─── DATA UNDER STUDY
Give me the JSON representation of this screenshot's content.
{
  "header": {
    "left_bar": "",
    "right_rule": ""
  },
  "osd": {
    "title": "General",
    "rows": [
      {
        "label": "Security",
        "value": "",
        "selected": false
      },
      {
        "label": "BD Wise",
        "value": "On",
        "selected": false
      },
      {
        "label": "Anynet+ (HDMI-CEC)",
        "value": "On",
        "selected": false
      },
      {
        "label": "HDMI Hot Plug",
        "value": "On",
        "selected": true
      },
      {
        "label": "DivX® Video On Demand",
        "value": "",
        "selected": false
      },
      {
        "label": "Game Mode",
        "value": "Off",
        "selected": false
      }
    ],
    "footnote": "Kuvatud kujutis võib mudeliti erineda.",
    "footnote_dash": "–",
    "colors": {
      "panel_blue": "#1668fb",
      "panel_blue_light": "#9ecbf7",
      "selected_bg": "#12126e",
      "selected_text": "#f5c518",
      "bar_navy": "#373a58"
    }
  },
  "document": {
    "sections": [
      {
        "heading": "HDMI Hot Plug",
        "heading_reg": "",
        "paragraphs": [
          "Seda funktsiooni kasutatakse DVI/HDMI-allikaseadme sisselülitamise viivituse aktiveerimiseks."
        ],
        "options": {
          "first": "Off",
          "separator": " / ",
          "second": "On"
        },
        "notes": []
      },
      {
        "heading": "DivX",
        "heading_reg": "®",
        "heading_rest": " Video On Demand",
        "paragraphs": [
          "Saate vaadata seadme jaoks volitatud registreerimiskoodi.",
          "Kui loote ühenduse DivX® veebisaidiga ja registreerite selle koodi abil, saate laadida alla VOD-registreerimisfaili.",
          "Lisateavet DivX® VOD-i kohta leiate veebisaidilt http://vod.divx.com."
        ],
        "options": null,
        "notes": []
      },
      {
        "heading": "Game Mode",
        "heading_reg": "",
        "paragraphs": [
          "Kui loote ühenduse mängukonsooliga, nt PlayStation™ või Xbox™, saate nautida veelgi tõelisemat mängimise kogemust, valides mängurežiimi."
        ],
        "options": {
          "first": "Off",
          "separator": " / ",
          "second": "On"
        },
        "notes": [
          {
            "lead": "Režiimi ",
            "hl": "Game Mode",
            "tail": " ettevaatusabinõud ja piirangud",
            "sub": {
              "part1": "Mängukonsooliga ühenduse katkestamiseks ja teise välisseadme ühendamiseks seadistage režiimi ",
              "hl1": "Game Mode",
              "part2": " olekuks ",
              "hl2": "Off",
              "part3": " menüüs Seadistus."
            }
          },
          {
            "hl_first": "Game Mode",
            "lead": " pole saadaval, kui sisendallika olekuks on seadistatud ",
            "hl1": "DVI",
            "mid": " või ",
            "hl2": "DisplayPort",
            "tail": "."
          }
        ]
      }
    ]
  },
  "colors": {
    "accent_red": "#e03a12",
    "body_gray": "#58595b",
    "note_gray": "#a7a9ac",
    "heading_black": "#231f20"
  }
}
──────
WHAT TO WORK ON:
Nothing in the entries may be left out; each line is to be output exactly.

WRITTEN ANSWER:
Give me the JSON representation of this screenshot's content.
{
  "header": {
    "left_bar": "",
    "right_rule": ""
  },
  "osd": {
    "title": "General",
    "rows": [
      {
        "label": "Security",
        "value": "",
        "selected": false
      },
      {
        "label": "BD Wise",
        "value": "On",
        "selected": false
      },
      {
        "label": "Anynet+ (HDMI-CEC)",
        "value": "On",
        "selected": false
      },
      {
        "label": "HDMI Hot Plug",
        "value": "On",
        "selected": true
      },
      {
        "label": "DivX® Video On Demand",
        "value": "",
        "selected": false
      },
      {
        "label": "Game Mode",
        "value": "Off",
        "selected": false
      }
    ],
    "footnote": "Kuvatud kujutis võib mudeliti erineda.",
    "footnote_dash": "–",
    "colors": {
      "panel_blue": "#1668fb",
      "panel_blue_light": "#9ecbf7",
      "selected_bg": "#12126e",
      "selected_text": "#f5c518",
      "bar_navy": "#373a58"
    }
  },
  "document": {
    "sections": [
      {
        "heading": "HDMI Hot Plug",
        "heading_reg": "",
        "paragraphs": [
          "Seda funktsiooni kasutatakse DVI/HDMI-allikaseadme sisselülitamise viivituse aktiveerimiseks."
        ],
        "options": {
          "first": "Off",
          "separator": " / ",
          "second": "On"
        },
        "notes": []
      },
      {
        "heading": "DivX",
        "heading_reg": "®",
        "heading_rest": " Video On Demand",
        "paragraphs": [
          "Saate vaadata seadme jaoks volitatud registreerimiskoodi.",
          "Kui loote ühenduse DivX® veebisaidiga ja registreerite selle koodi abil, saate laadida alla VOD-registreerimisfaili.",
          "Lisateavet DivX® VOD-i kohta leiate veebisaidilt http://vod.divx.com."
        ],
        "options": null,
        "notes": []
      },
      {
        "heading": "Game Mode",
        "heading_reg": "",
        "paragraphs": [
          "Kui loote ühenduse mängukonsooliga, nt PlayStation™ või Xbox™, saate nautida veelgi tõelisemat mängimise kogemust, valides mängurežiimi."
        ],
        "options": {
          "first": "Off",
          "separator": " / ",
          "second": "On"
        },
        "notes": [
          {
            "lead": "Režiimi ",
            "hl": "Game Mode",
            "tail": " ettevaatusabinõud ja piirangud",
            "sub": {
              "part1": "Mängukonsooliga ühenduse katkestamiseks ja teise välisseadme ühendamiseks seadistage režiimi ",
              "hl1": "Game Mode",
              "part2": " olekuks ",
              "hl2": "Off",
              "part3": " menüüs Seadistus."
            }
          },
          {
            "hl_first": "Game Mode",
            "lead": " pole saadaval, kui sisendallika olekuks on seadistatud ",
            "hl1": "DVI",
            "mid": " või ",
            "hl2": "DisplayPort",
            "tail": "."
          }
        ]
      }
    ]
  },
  "colors": {
    "accent_red": "#e03a12",
    "body_gray": "#58595b",
    "note_gray": "#a7a9ac",
    "heading_black": "#231f20"
  }
}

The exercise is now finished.